Each entry below should be echoed exactly, with pictures omitted.

Data excerpts
——

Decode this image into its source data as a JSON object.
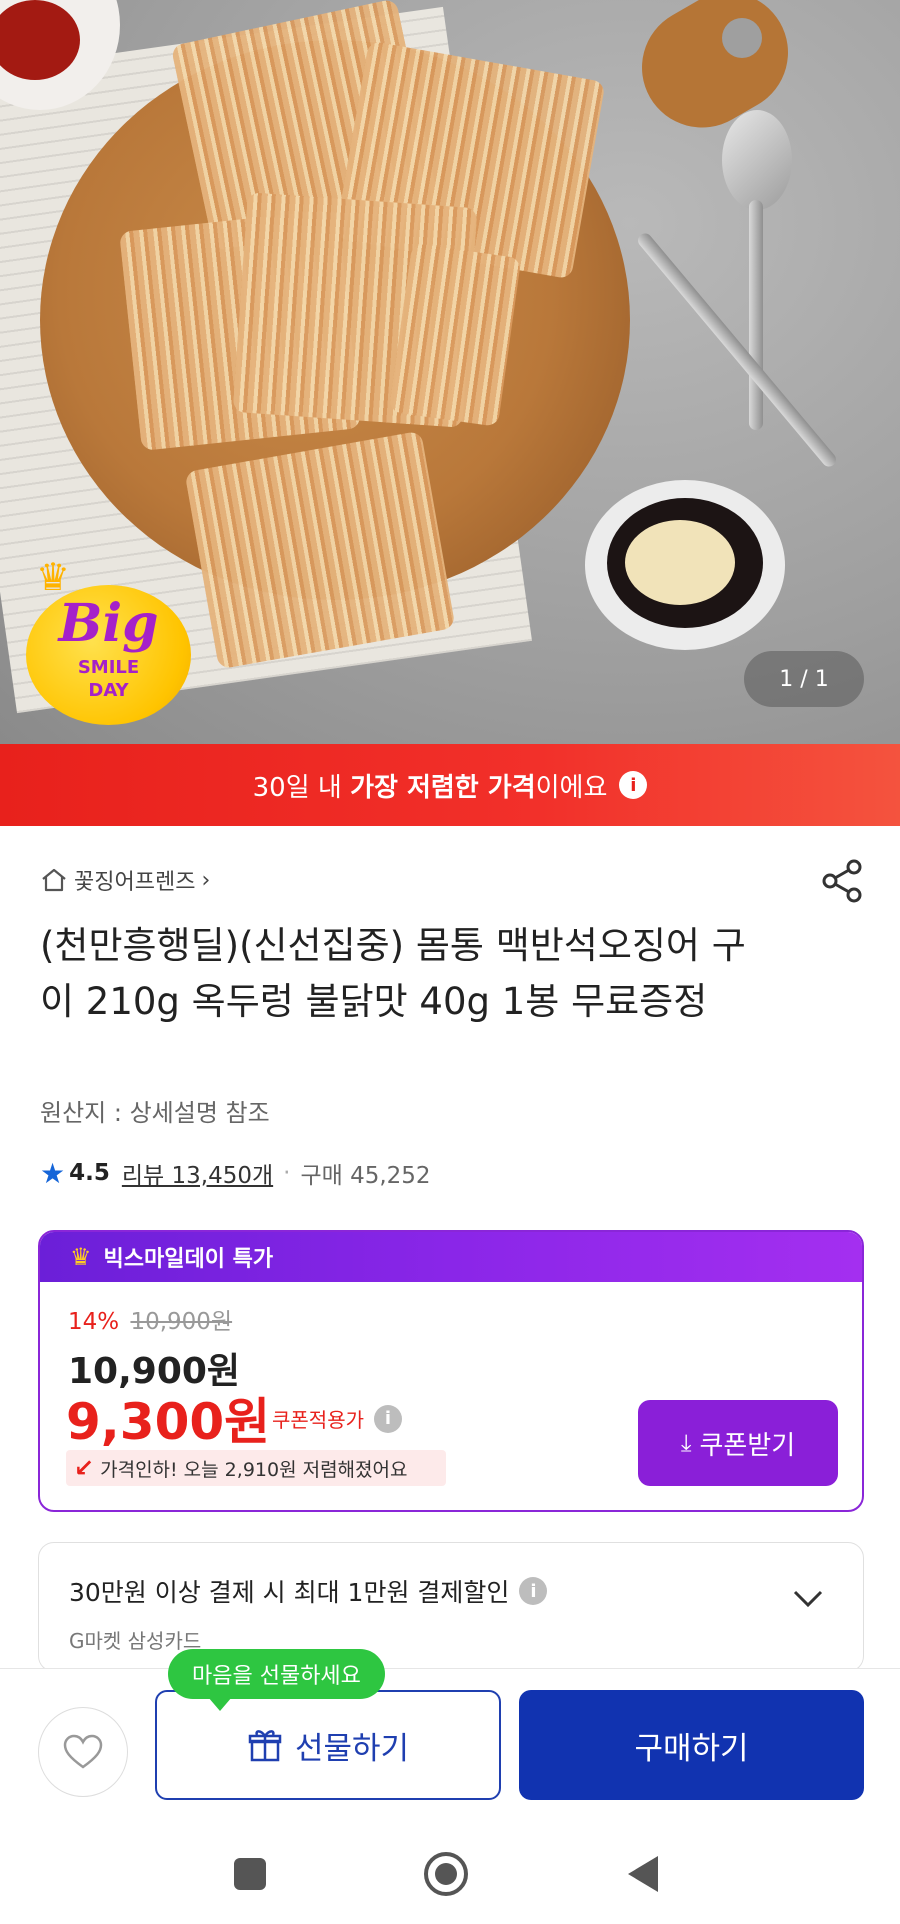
{
  "hero": {
    "badge": {
      "word": "Big",
      "line1": "SMILE",
      "line2": "DAY"
    },
    "image_counter": "1 / 1"
  },
  "banner": {
    "prefix": "30일 내 ",
    "highlight": "가장 저렴한 가격",
    "suffix": "이에요",
    "info_glyph": "i"
  },
  "seller": {
    "name": "꽃징어프렌즈",
    "chevron": "›",
    "icon": "home-icon"
  },
  "product": {
    "title": "(천만흥행딜)(신선집중) 몸통 맥반석오징어 구이 210g 옥두렁 불닭맛 40g 1봉 무료증정",
    "origin": "원산지 : 상세설명 참조"
  },
  "rating": {
    "star_glyph": "★",
    "value": "4.5",
    "review": "리뷰 13,450개",
    "separator": "·",
    "purchase": "구매 45,252"
  },
  "deal": {
    "header_label": "빅스마일데이 특가",
    "crown_glyph": "♛",
    "discount_pct": "14%",
    "original_price": "10,900원",
    "price": "10,900원",
    "coupon_price": "9,300원",
    "coupon_label": "쿠폰적용가",
    "info_glyph": "i",
    "price_down_arrow": "↙",
    "price_down_text": "가격인하! 오늘 2,910원 저렴해졌어요",
    "coupon_button": "쿠폰받기",
    "coupon_button_icon": "⤓"
  },
  "card_promo": {
    "line1": "30만원 이상 결제 시 최대 1만원 결제할인",
    "line2": "G마켓 삼성카드",
    "info_glyph": "i"
  },
  "actions": {
    "gift_tooltip": "마음을 선물하세요",
    "gift_label": "선물하기",
    "buy_label": "구매하기"
  },
  "colors": {
    "banner_red": "#e8211c",
    "deal_purple": "#8a26d8",
    "buy_blue": "#1133b0",
    "tooltip_green": "#2ec641",
    "rating_star": "#1565d8"
  }
}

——

• **Result of this task**:
Decode this image into its source data as a JSON object.
{
  "hero": {
    "badge": {
      "word": "Big",
      "line1": "SMILE",
      "line2": "DAY"
    },
    "image_counter": "1 / 1"
  },
  "banner": {
    "prefix": "30일 내 ",
    "highlight": "가장 저렴한 가격",
    "suffix": "이에요",
    "info_glyph": "i"
  },
  "seller": {
    "name": "꽃징어프렌즈",
    "chevron": "›",
    "icon": "home-icon"
  },
  "product": {
    "title": "(천만흥행딜)(신선집중) 몸통 맥반석오징어 구이 210g 옥두렁 불닭맛 40g 1봉 무료증정",
    "origin": "원산지 : 상세설명 참조"
  },
  "rating": {
    "star_glyph": "★",
    "value": "4.5",
    "review": "리뷰 13,450개",
    "separator": "·",
    "purchase": "구매 45,252"
  },
  "deal": {
    "header_label": "빅스마일데이 특가",
    "crown_glyph": "♛",
    "discount_pct": "14%",
    "original_price": "10,900원",
    "price": "10,900원",
    "coupon_price": "9,300원",
    "coupon_label": "쿠폰적용가",
    "info_glyph": "i",
    "price_down_arrow": "↙",
    "price_down_text": "가격인하! 오늘 2,910원 저렴해졌어요",
    "coupon_button": "쿠폰받기",
    "coupon_button_icon": "⤓"
  },
  "card_promo": {
    "line1": "30만원 이상 결제 시 최대 1만원 결제할인",
    "line2": "G마켓 삼성카드",
    "info_glyph": "i"
  },
  "actions": {
    "gift_tooltip": "마음을 선물하세요",
    "gift_label": "선물하기",
    "buy_label": "구매하기"
  },
  "colors": {
    "banner_red": "#e8211c",
    "deal_purple": "#8a26d8",
    "buy_blue": "#1133b0",
    "tooltip_green": "#2ec641",
    "rating_star": "#1565d8"
  }
}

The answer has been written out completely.